Hello from the bumpy seas! Friday was a very bumpy voyage from Weymouth where we did the calibration to Jones Bank (see the map on left for our route – in black). So there were a lot of green faces (including me & I don’t usually get seasick!). However, there was still a hive of activity getting the moorings ready to deploy. The moorings sit on the seabed with instruments also spread through the water column, and then a big buoy at the surface. The moorings are placed along the edge of the Jones Bank (see map)… this is an area which is a fisherman’s hotspot – so there are lots of fish here, and it’s interesting to the oceanographers because of interesting tidal features which I’ll try and explain later in the cruise (in simple speak because I’m not an oceanographer!).
The moorings will be monitoring over the whole 3 weeks of the cruise lots of interesting things (well we think they’re interesting – that’s why we’re here!):
* ADCP = Acoustic Doppler Current Profiler (see picture on right)
A what? Well this sits on the sea bed and points towards the surface, transmitting a very high frequency sound pulse through the water which bounces off small particles in the water column (like zooplankton – your microscopic animals of the sea), and the reflection is picked up again by the ADCP. This allows the clever oceanographers here to work out how fast the currents are moving & in what direction throughout the water column. So it should show ebb and flood of the tides, as well as currents caused by the layering of the water column (where warmer water sits on top of cold water: the depth at which this occurs is called the ‘thermocline’)… and interestingly the currents travel in opposite directions on either side of the thermocline. This is great because it creates turbulence & mixing between the nice nutrient rich cold water, and the nice warm & sunny (????!!!) top layer – this means it’s good for phytoplankton – the little microscopic plants that allow our seas to be so full of life. Phytoplankton need both light & nutrients, so the thermocline is a good place for them in tidal places like here around the UK.
* Temperature loggers – these are placed at 5 or 10m intervals from the surface all the way to the bottom, and allow us to see where the thermocline is (where warm water changes to colder bottom water), and how it varies over the tidal cycle – both between the high and low tides, and between spring and neap tides.
* CPOD – a porpoise & dolphin click detector (Chelonia Ltd) is attached to each mooring (it’s the creamy tubular device attached to the moorings with lots of cable ties, jubilee clips and lots of gaffer tape curtesy of Em in the picture). These will detect any dolphin or porpoises within 1km of the mooring if they are producing echolocation clicks. Both dolphins and porpoises produce ‘echolocation’ high frequency clicks (higher frequency than we’re able to hear), which are believed to be used for locating prey & probably for navigation. A bit like the ADCP and the echosounder I’ve described: the porpoise/dolphin sends out click sound pulses into the water, and can acoustically ‘see’ fish, the bottom or even our ship from the echoes it hears.

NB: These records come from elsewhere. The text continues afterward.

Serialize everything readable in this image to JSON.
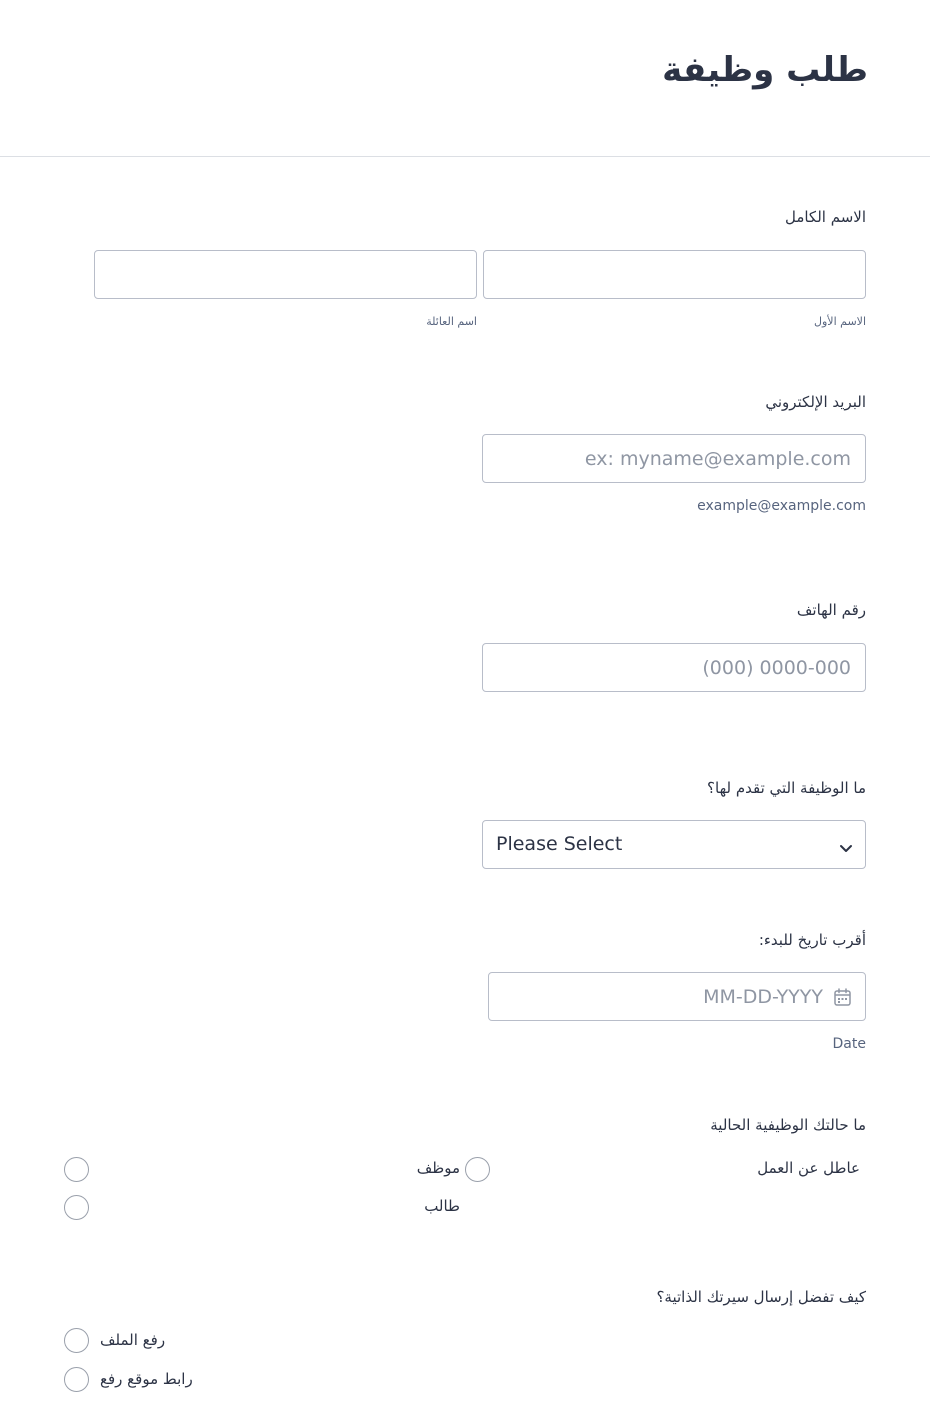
{
  "form": {
    "title": "طلب وظيفة"
  },
  "full_name": {
    "label": "الاسم الكامل",
    "first": {
      "value": "",
      "sublabel": "الاسم الأول"
    },
    "last": {
      "value": "",
      "sublabel": "اسم العائلة"
    }
  },
  "email": {
    "label": "البريد الإلكتروني",
    "value": "",
    "placeholder": "ex: myname@example.com",
    "hint": "example@example.com"
  },
  "phone": {
    "label": "رقم الهاتف",
    "value": "",
    "placeholder": "(000) 0000-000"
  },
  "position": {
    "label": "ما الوظيفة التي تقدم لها؟",
    "selected": "Please Select",
    "icon": "chevron-down-icon"
  },
  "start_date": {
    "label": "أقرب تاريخ للبدء:",
    "value": "",
    "placeholder": "MM-DD-YYYY",
    "hint": "Date",
    "icon": "calendar-icon"
  },
  "employment_status": {
    "label": "ما حالتك الوظيفية الحالية",
    "options": [
      "عاطل عن العمل",
      "موظف",
      "طالب"
    ]
  },
  "resume_method": {
    "label": "كيف تفضل إرسال سيرتك الذاتية؟",
    "options": [
      "رفع الملف",
      "رابط موقع رفع"
    ]
  },
  "colors": {
    "text": "#2c3345",
    "muted": "#57647e",
    "border": "#b8bdc9",
    "placeholder": "#8f96a3"
  }
}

The CPOD will listen for & record these clicks so that we can see if there are any porpoises or dolphins around our moorings, and hopefully relate their presence to the oceanography we’re collecting at the same time… i.e. how does porpoise & dolphin presence change with the tidal cycle?

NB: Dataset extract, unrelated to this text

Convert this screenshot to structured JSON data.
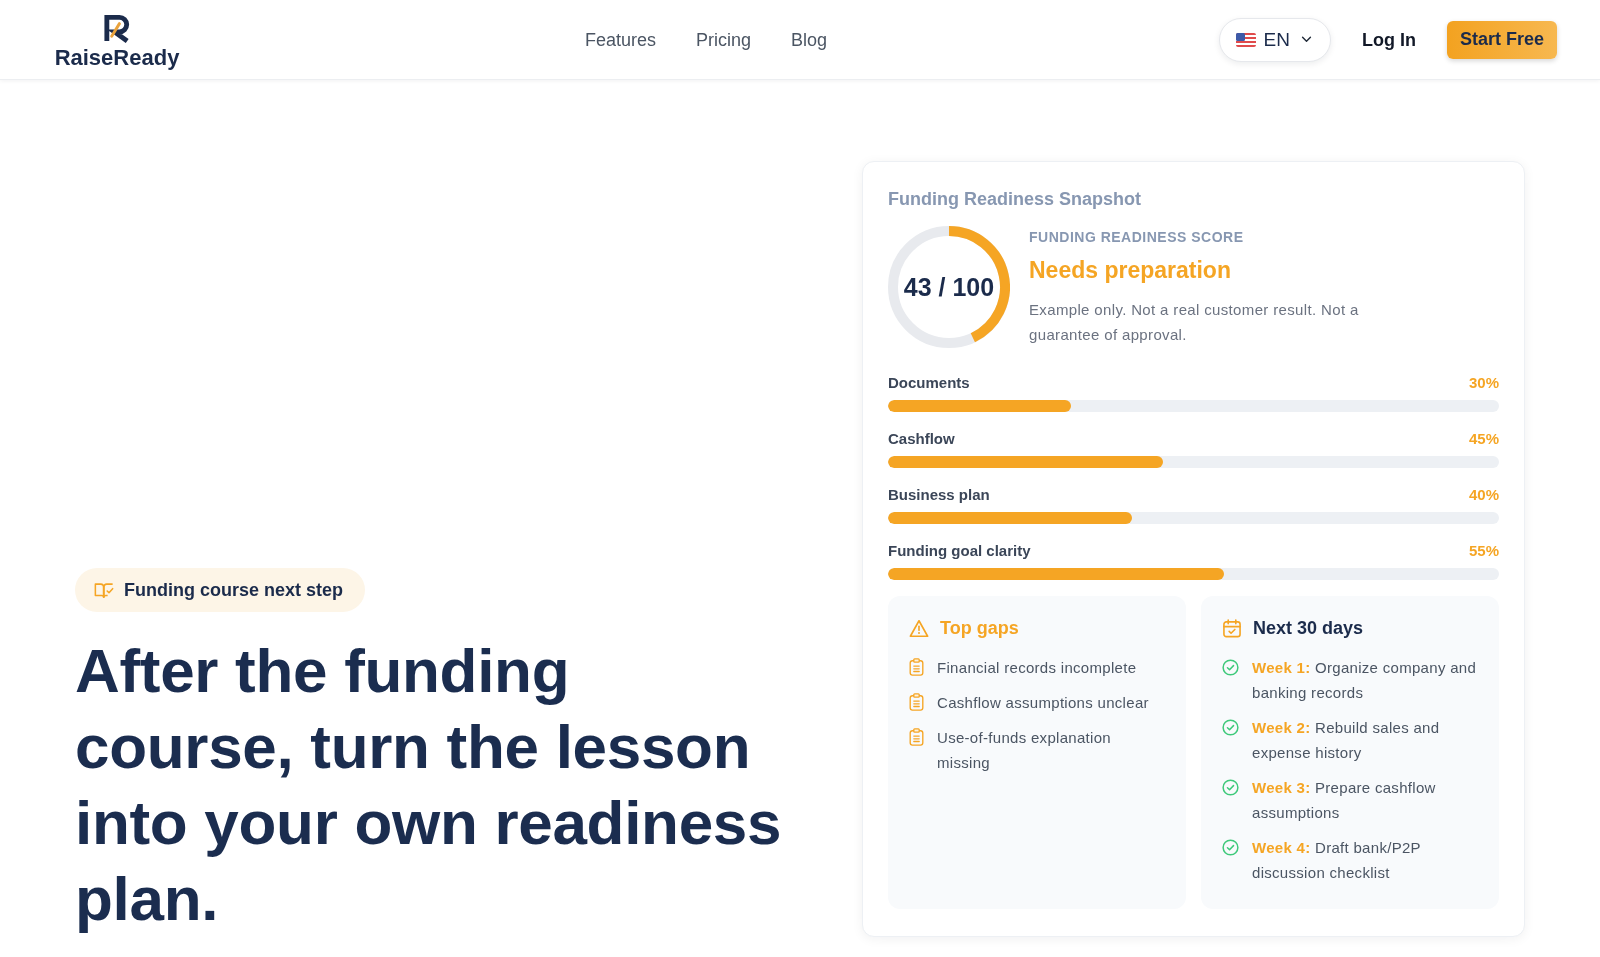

Gosh what a spiel! You can tell I have time on my hands! Well, two of the moorings went in last night before we were beset with 40 mph winds and an even bumpier sea… so that’s why I have time on my hands… we can’t do anything while the seas so rough! So now it’s a waiting game… waiting for the ‘unseasonal July weather’ to pass…